Records excerpted from a collection:
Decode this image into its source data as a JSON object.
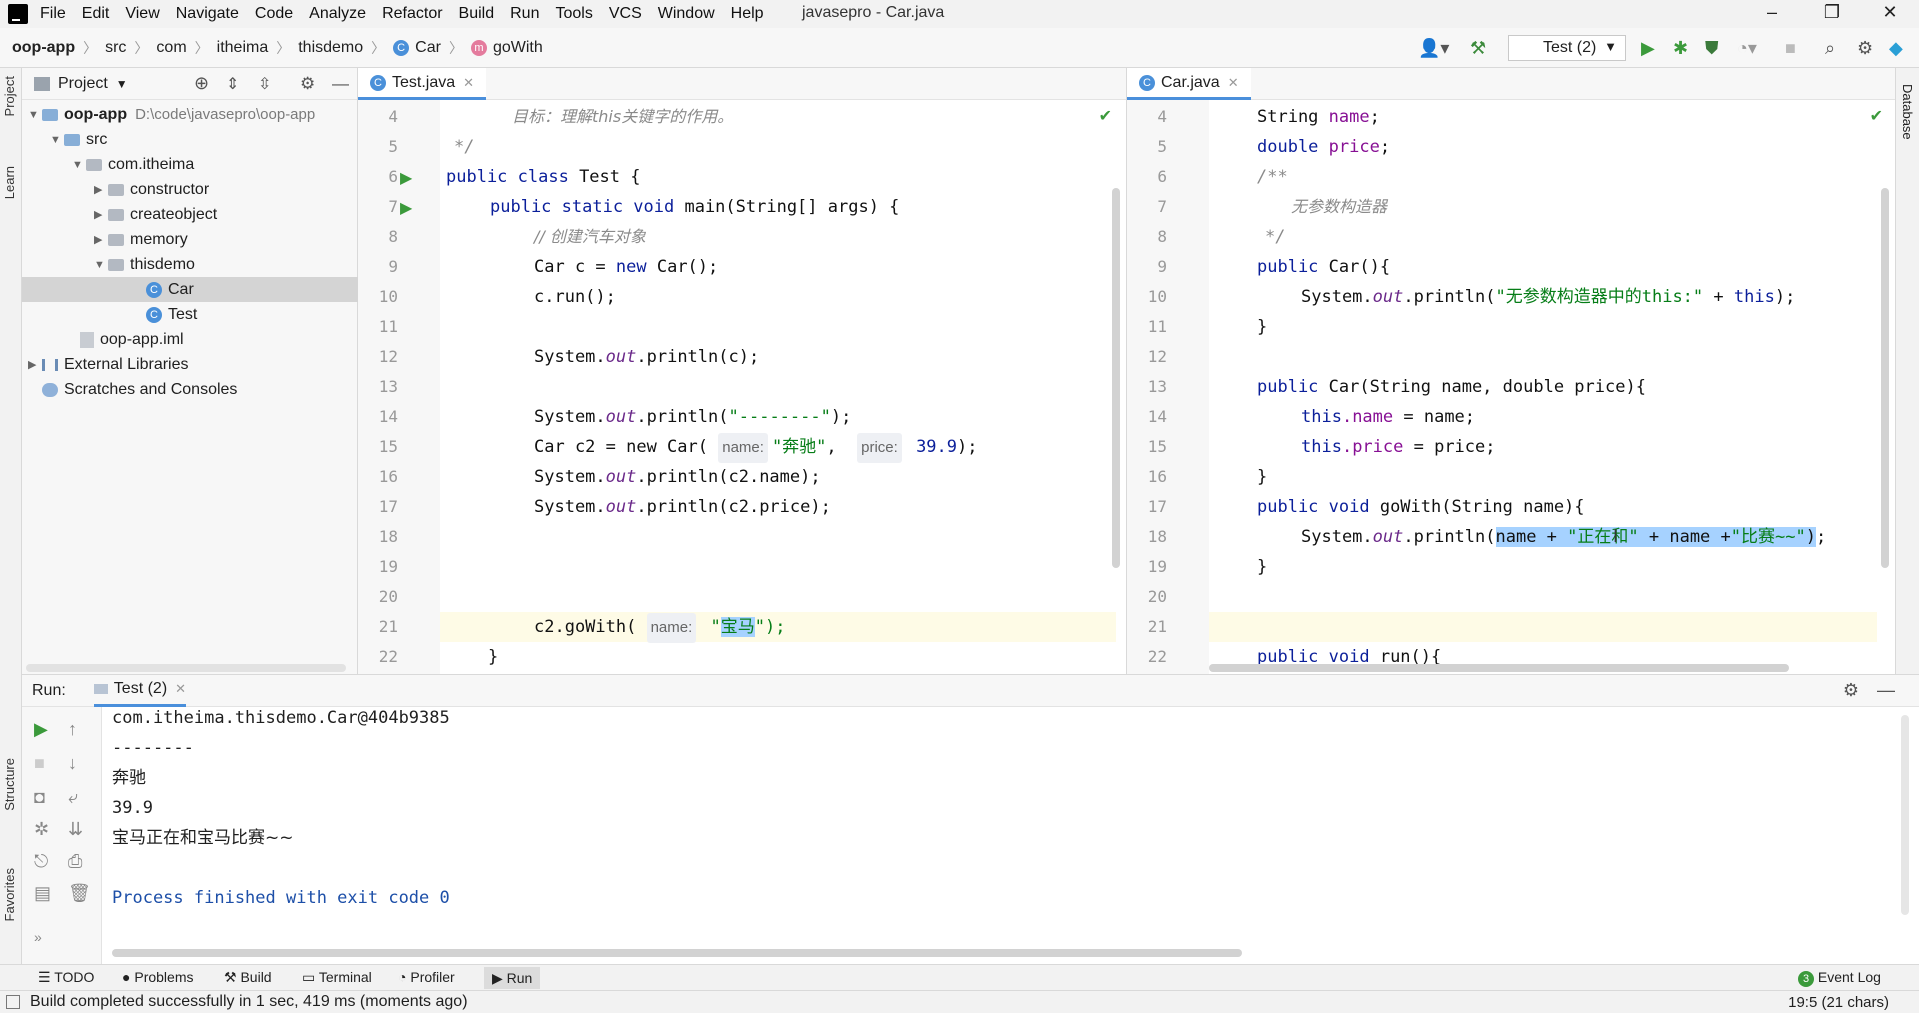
{
  "menubar": {
    "items": [
      "File",
      "Edit",
      "View",
      "Navigate",
      "Code",
      "Analyze",
      "Refactor",
      "Build",
      "Run",
      "Tools",
      "VCS",
      "Window",
      "Help"
    ],
    "title": "javasepro - Car.java"
  },
  "navbar": {
    "crumbs": [
      "oop-app",
      "src",
      "com",
      "itheima",
      "thisdemo",
      "Car",
      "goWith"
    ],
    "run_config": "Test (2)"
  },
  "left_strip": {
    "project": "Project",
    "learn": "Learn",
    "structure": "Structure",
    "favorites": "Favorites"
  },
  "right_strip": {
    "database": "Database"
  },
  "project": {
    "header": "Project",
    "root_name": "oop-app",
    "root_path": "D:\\code\\javasepro\\oop-app",
    "src": "src",
    "package": "com.itheima",
    "folders": [
      "constructor",
      "createobject",
      "memory",
      "thisdemo"
    ],
    "files": [
      "Car",
      "Test"
    ],
    "iml": "oop-app.iml",
    "external": "External Libraries",
    "scratches": "Scratches and Consoles"
  },
  "left_editor": {
    "tab": "Test.java",
    "line_numbers": [
      "4",
      "5",
      "6",
      "7",
      "8",
      "9",
      "10",
      "11",
      "12",
      "13",
      "14",
      "15",
      "16",
      "17",
      "18",
      "19",
      "20",
      "21",
      "22"
    ],
    "code": {
      "l4": "目标：理解this关键字的作用。",
      "l5": "*/",
      "l6_kw": "public class",
      "l6_rest": " Test {",
      "l7_kw": "public static void",
      "l7_rest": " main(String[] args) {",
      "l8": "// 创建汽车对象",
      "l9_a": "Car c = ",
      "l9_kw": "new",
      "l9_b": " Car();",
      "l10": "c.run();",
      "l12_a": "System.",
      "l12_it": "out",
      "l12_b": ".println(c);",
      "l14_a": "System.",
      "l14_it": "out",
      "l14_b": ".println(",
      "l14_str": "\"--------\"",
      "l14_c": ");",
      "l15_a": "Car c2 = new Car( ",
      "l15_hint1": "name:",
      "l15_str": "\"奔驰\"",
      "l15_sep": ",  ",
      "l15_hint2": "price:",
      "l15_num": " 39.9",
      "l15_c": ");",
      "l16_a": "System.",
      "l16_it": "out",
      "l16_b": ".println(c2.name);",
      "l17_a": "System.",
      "l17_it": "out",
      "l17_b": ".println(c2.price);",
      "l19_a": "c2.goWith( ",
      "l19_hint": "name:",
      "l19_q1": " \"",
      "l19_sel": "宝马",
      "l19_q2": "\");",
      "l21": "}",
      "l22": "}"
    }
  },
  "right_editor": {
    "tab": "Car.java",
    "line_numbers": [
      "4",
      "5",
      "6",
      "7",
      "8",
      "9",
      "10",
      "11",
      "12",
      "13",
      "14",
      "15",
      "16",
      "17",
      "18",
      "19",
      "20",
      "21",
      "22"
    ],
    "code": {
      "l4_a": "String ",
      "l4_f": "name",
      "l4_b": ";",
      "l5_a": "double ",
      "l5_f": "price",
      "l5_b": ";",
      "l6": "/**",
      "l7": "无参数构造器",
      "l8": "*/",
      "l9_kw": "public",
      "l9_rest": " Car(){",
      "l10_a": "System.",
      "l10_it": "out",
      "l10_b": ".println(",
      "l10_str": "\"无参数构造器中的this:\"",
      "l10_c": " + ",
      "l10_kw": "this",
      "l10_d": ");",
      "l11": "}",
      "l13_kw": "public",
      "l13_rest": " Car(String name, double price){",
      "l14_kw": "this",
      "l14_f": ".name",
      "l14_b": " = name;",
      "l15_kw": "this",
      "l15_f": ".price",
      "l15_b": " = price;",
      "l16": "}",
      "l18_kw": "public void",
      "l18_rest": " goWith(String name){",
      "l19_a": "System.",
      "l19_it": "out",
      "l19_b": ".println(",
      "l19_sel_a": "name + ",
      "l19_sel_s1": "\"正在和\"",
      "l19_sel_b": " + name +",
      "l19_sel_s2": "\"比赛~~\"",
      "l19_sel_c": ")",
      "l19_c": ";",
      "l20": "}",
      "l22_kw": "public void",
      "l22_rest": " run(){"
    }
  },
  "run_panel": {
    "label": "Run:",
    "tab": "Test (2)",
    "output": [
      "com.itheima.thisdemo.Car@404b9385",
      "--------",
      "奔驰",
      "39.9",
      "宝马正在和宝马比赛~~",
      "",
      "Process finished with exit code 0"
    ]
  },
  "bottom_tabs": [
    "TODO",
    "Problems",
    "Build",
    "Terminal",
    "Profiler",
    "Run"
  ],
  "event_log": "Event Log",
  "status": "Build completed successfully in 1 sec, 419 ms (moments ago)",
  "status_right": "19:5 (21 chars)"
}
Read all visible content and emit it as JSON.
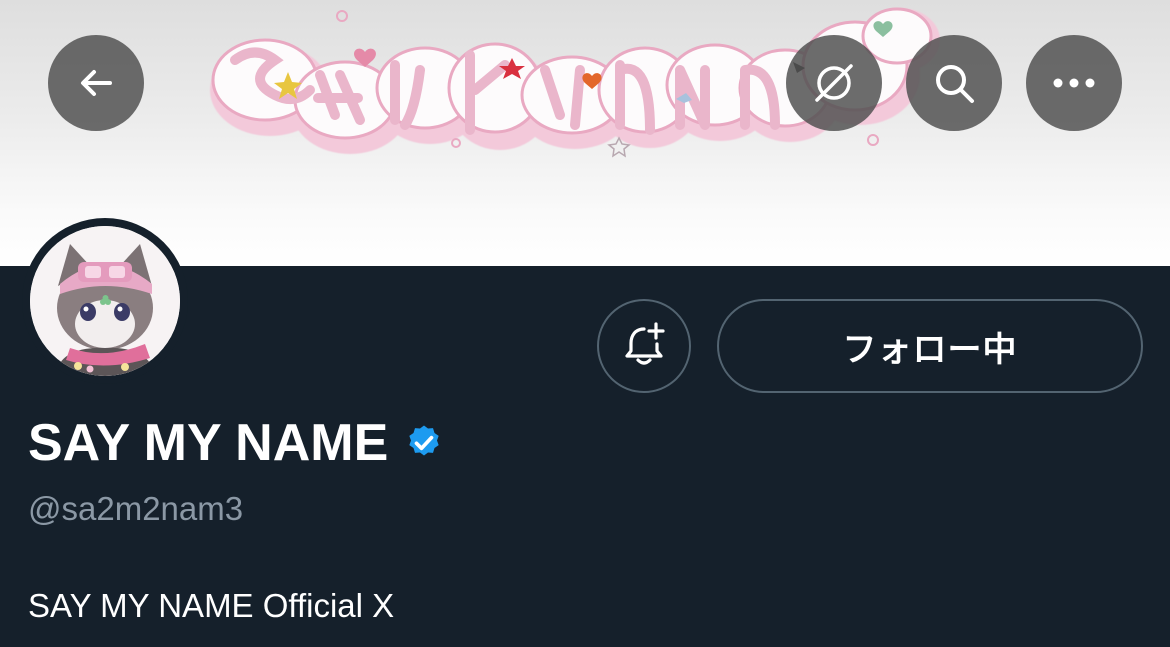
{
  "header": {
    "back_icon": "arrow-left-icon",
    "grok_icon": "grok-icon",
    "search_icon": "search-icon",
    "more_icon": "more-horizontal-icon",
    "banner_title": "SAY MY NAME"
  },
  "profile": {
    "display_name": "SAY MY NAME",
    "verified": true,
    "verified_color": "#1d9bf0",
    "handle": "@sa2m2nam3",
    "bio": "SAY MY NAME Official X"
  },
  "actions": {
    "bell_icon": "bell-plus-icon",
    "follow_label": "フォロー中"
  },
  "colors": {
    "background": "#15202b",
    "button_border": "#536471",
    "handle_text": "#8b98a5"
  }
}
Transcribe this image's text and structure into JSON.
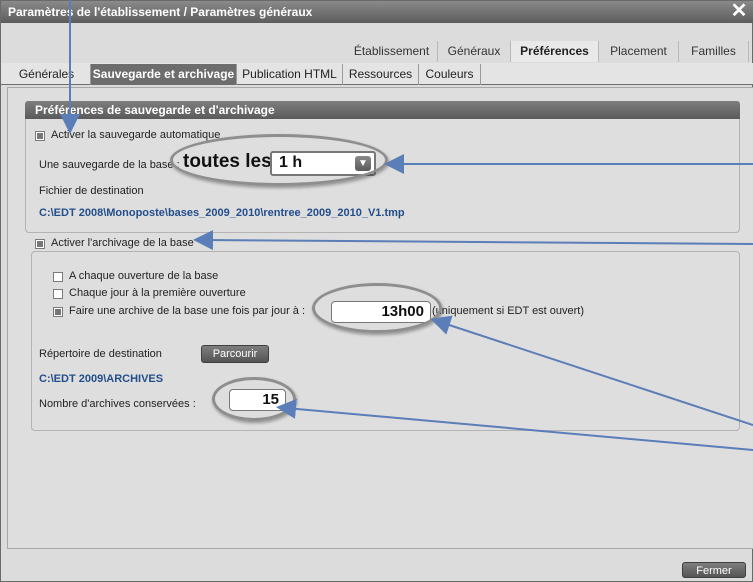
{
  "window": {
    "title": "Paramètres de l'établissement / Paramètres généraux",
    "close_glyph": "✕"
  },
  "top_tabs": [
    {
      "label": "Établissement"
    },
    {
      "label": "Généraux"
    },
    {
      "label": "Préférences"
    },
    {
      "label": "Placement"
    },
    {
      "label": "Familles"
    }
  ],
  "sub_tabs": [
    {
      "label": "Générales"
    },
    {
      "label": "Sauvegarde et archivage"
    },
    {
      "label": "Publication HTML"
    },
    {
      "label": "Ressources"
    },
    {
      "label": "Couleurs"
    }
  ],
  "section_title": "Préférences de sauvegarde et d'archivage",
  "autosave": {
    "checkbox_label": "Activer la sauvegarde automatique",
    "checked": true,
    "frequency_prefix": "Une sauvegarde de la base :",
    "frequency_zoom": "toutes les",
    "frequency_value": "1 h",
    "dest_label": "Fichier de destination",
    "dest_path": "C:\\EDT 2008\\Monoposte\\bases_2009_2010\\rentree_2009_2010_V1.tmp"
  },
  "archive": {
    "checkbox_label": "Activer l'archivage de la base",
    "checked": true,
    "options": [
      {
        "label": "A chaque ouverture de la base",
        "checked": false
      },
      {
        "label": "Chaque jour à la première ouverture",
        "checked": false
      },
      {
        "label": "Faire une archive de la base une fois par jour à :",
        "checked": true
      }
    ],
    "time_value": "13h00",
    "time_note": "(uniquement si EDT est ouvert)",
    "dir_label": "Répertoire de destination",
    "browse_label": "Parcourir",
    "dir_path": "C:\\EDT 2009\\ARCHIVES",
    "count_label": "Nombre d'archives conservées :",
    "count_value": "15"
  },
  "footer": {
    "close_label": "Fermer"
  },
  "colors": {
    "arrow": "#5b7db8",
    "link_text": "#234e8c",
    "active_tab": "#6d6d6d"
  }
}
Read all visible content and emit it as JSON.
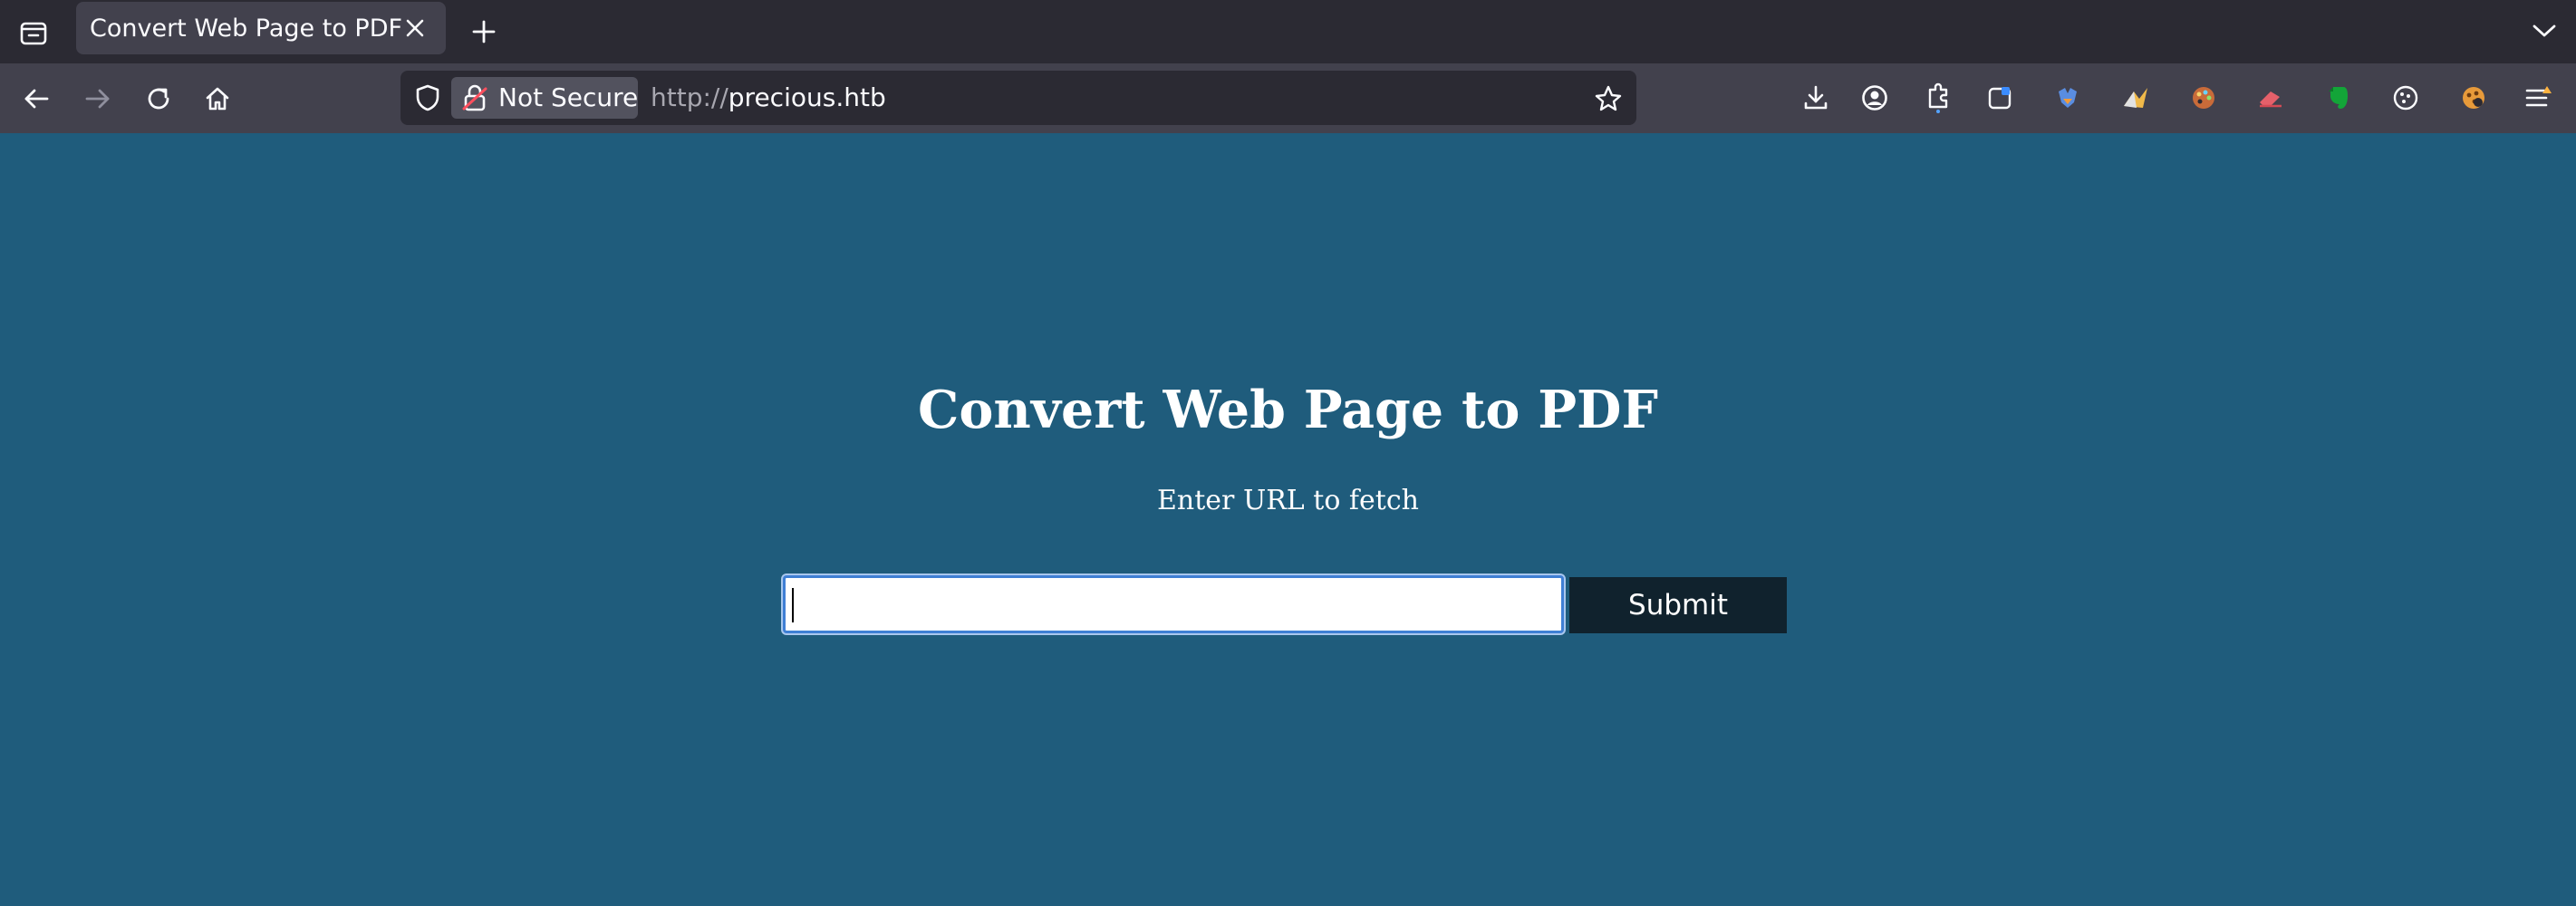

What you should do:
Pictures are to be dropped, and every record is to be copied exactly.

Result for this task:
Decode this image into its source data as a JSON object.
{
  "menubar": {
    "items": [
      "File",
      "Edit",
      "View",
      "Navigate",
      "Code",
      "Analyze",
      "Refactor",
      "Build",
      "Run",
      "Tools",
      "VCS",
      "Window",
      "Help"
    ],
    "title": "javasepro - Car.java"
  },
  "navbar": {
    "crumbs": [
      "oop-app",
      "src",
      "com",
      "itheima",
      "thisdemo",
      "Car",
      "goWith"
    ],
    "run_config": "Test (2)"
  },
  "left_strip": {
    "project": "Project",
    "learn": "Learn",
    "structure": "Structure",
    "favorites": "Favorites"
  },
  "right_strip": {
    "database": "Database"
  },
  "project": {
    "header": "Project",
    "root_name": "oop-app",
    "root_path": "D:\\code\\javasepro\\oop-app",
    "src": "src",
    "package": "com.itheima",
    "folders": [
      "constructor",
      "createobject",
      "memory",
      "thisdemo"
    ],
    "files": [
      "Car",
      "Test"
    ],
    "iml": "oop-app.iml",
    "external": "External Libraries",
    "scratches": "Scratches and Consoles"
  },
  "left_editor": {
    "tab": "Test.java",
    "line_numbers": [
      "4",
      "5",
      "6",
      "7",
      "8",
      "9",
      "10",
      "11",
      "12",
      "13",
      "14",
      "15",
      "16",
      "17",
      "18",
      "19",
      "20",
      "21",
      "22"
    ],
    "code": {
      "l4": "目标：理解this关键字的作用。",
      "l5": "*/",
      "l6_kw": "public class",
      "l6_rest": " Test {",
      "l7_kw": "public static void",
      "l7_rest": " main(String[] args) {",
      "l8": "// 创建汽车对象",
      "l9_a": "Car c = ",
      "l9_kw": "new",
      "l9_b": " Car();",
      "l10": "c.run();",
      "l12_a": "System.",
      "l12_it": "out",
      "l12_b": ".println(c);",
      "l14_a": "System.",
      "l14_it": "out",
      "l14_b": ".println(",
      "l14_str": "\"--------\"",
      "l14_c": ");",
      "l15_a": "Car c2 = new Car( ",
      "l15_hint1": "name:",
      "l15_str": "\"奔驰\"",
      "l15_sep": ",  ",
      "l15_hint2": "price:",
      "l15_num": " 39.9",
      "l15_c": ");",
      "l16_a": "System.",
      "l16_it": "out",
      "l16_b": ".println(c2.name);",
      "l17_a": "System.",
      "l17_it": "out",
      "l17_b": ".println(c2.price);",
      "l19_a": "c2.goWith( ",
      "l19_hint": "name:",
      "l19_q1": " \"",
      "l19_sel": "宝马",
      "l19_q2": "\");",
      "l21": "}",
      "l22": "}"
    }
  },
  "right_editor": {
    "tab": "Car.java",
    "line_numbers": [
      "4",
      "5",
      "6",
      "7",
      "8",
      "9",
      "10",
      "11",
      "12",
      "13",
      "14",
      "15",
      "16",
      "17",
      "18",
      "19",
      "20",
      "21",
      "22"
    ],
    "code": {
      "l4_a": "String ",
      "l4_f": "name",
      "l4_b": ";",
      "l5_a": "double ",
      "l5_f": "price",
      "l5_b": ";",
      "l6": "/**",
      "l7": "无参数构造器",
      "l8": "*/",
      "l9_kw": "public",
      "l9_rest": " Car(){",
      "l10_a": "System.",
      "l10_it": "out",
      "l10_b": ".println(",
      "l10_str": "\"无参数构造器中的this:\"",
      "l10_c": " + ",
      "l10_kw": "this",
      "l10_d": ");",
      "l11": "}",
      "l13_kw": "public",
      "l13_rest": " Car(String name, double price){",
      "l14_kw": "this",
      "l14_f": ".name",
      "l14_b": " = name;",
      "l15_kw": "this",
      "l15_f": ".price",
      "l15_b": " = price;",
      "l16": "}",
      "l18_kw": "public void",
      "l18_rest": " goWith(String name){",
      "l19_a": "System.",
      "l19_it": "out",
      "l19_b": ".println(",
      "l19_sel_a": "name + ",
      "l19_sel_s1": "\"正在和\"",
      "l19_sel_b": " + name +",
      "l19_sel_s2": "\"比赛~~\"",
      "l19_sel_c": ")",
      "l19_c": ";",
      "l20": "}",
      "l22_kw": "public void",
      "l22_rest": " run(){"
    }
  },
  "run_panel": {
    "label": "Run:",
    "tab": "Test (2)",
    "output": [
      "com.itheima.thisdemo.Car@404b9385",
      "--------",
      "奔驰",
      "39.9",
      "宝马正在和宝马比赛~~",
      "",
      "Process finished with exit code 0"
    ]
  },
  "bottom_tabs": [
    "TODO",
    "Problems",
    "Build",
    "Terminal",
    "Profiler",
    "Run"
  ],
  "event_log": "Event Log",
  "status": "Build completed successfully in 1 sec, 419 ms (moments ago)",
  "status_right": "19:5 (21 chars)"
}
Read all visible content and emit it as JSON.
{
  "header": {
    "back_icon": "arrow-left-icon",
    "grok_icon": "grok-icon",
    "search_icon": "search-icon",
    "more_icon": "more-horizontal-icon",
    "banner_title": "SAY MY NAME"
  },
  "profile": {
    "display_name": "SAY MY NAME",
    "verified": true,
    "verified_color": "#1d9bf0",
    "handle": "@sa2m2nam3",
    "bio": "SAY MY NAME Official X"
  },
  "actions": {
    "bell_icon": "bell-plus-icon",
    "follow_label": "フォロー中"
  },
  "colors": {
    "background": "#15202b",
    "button_border": "#536471",
    "handle_text": "#8b98a5"
  }
}
Transcribe this image's text and structure into JSON.
{
  "window": {
    "title": "Paramètres de l'établissement / Paramètres généraux",
    "close_glyph": "✕"
  },
  "top_tabs": [
    {
      "label": "Établissement"
    },
    {
      "label": "Généraux"
    },
    {
      "label": "Préférences"
    },
    {
      "label": "Placement"
    },
    {
      "label": "Familles"
    }
  ],
  "sub_tabs": [
    {
      "label": "Générales"
    },
    {
      "label": "Sauvegarde et archivage"
    },
    {
      "label": "Publication HTML"
    },
    {
      "label": "Ressources"
    },
    {
      "label": "Couleurs"
    }
  ],
  "section_title": "Préférences de sauvegarde et d'archivage",
  "autosave": {
    "checkbox_label": "Activer la sauvegarde automatique",
    "checked": true,
    "frequency_prefix": "Une sauvegarde de la base :",
    "frequency_zoom": "toutes les",
    "frequency_value": "1 h",
    "dest_label": "Fichier de destination",
    "dest_path": "C:\\EDT 2008\\Monoposte\\bases_2009_2010\\rentree_2009_2010_V1.tmp"
  },
  "archive": {
    "checkbox_label": "Activer l'archivage de la base",
    "checked": true,
    "options": [
      {
        "label": "A chaque ouverture de la base",
        "checked": false
      },
      {
        "label": "Chaque jour à la première ouverture",
        "checked": false
      },
      {
        "label": "Faire une archive de la base une fois par jour à :",
        "checked": true
      }
    ],
    "time_value": "13h00",
    "time_note": "(uniquement si EDT est ouvert)",
    "dir_label": "Répertoire de destination",
    "browse_label": "Parcourir",
    "dir_path": "C:\\EDT 2009\\ARCHIVES",
    "count_label": "Nombre d'archives conservées :",
    "count_value": "15"
  },
  "footer": {
    "close_label": "Fermer"
  },
  "colors": {
    "arrow": "#5b7db8",
    "link_text": "#234e8c",
    "active_tab": "#6d6d6d"
  }
}
Read all visible content and emit it as JSON.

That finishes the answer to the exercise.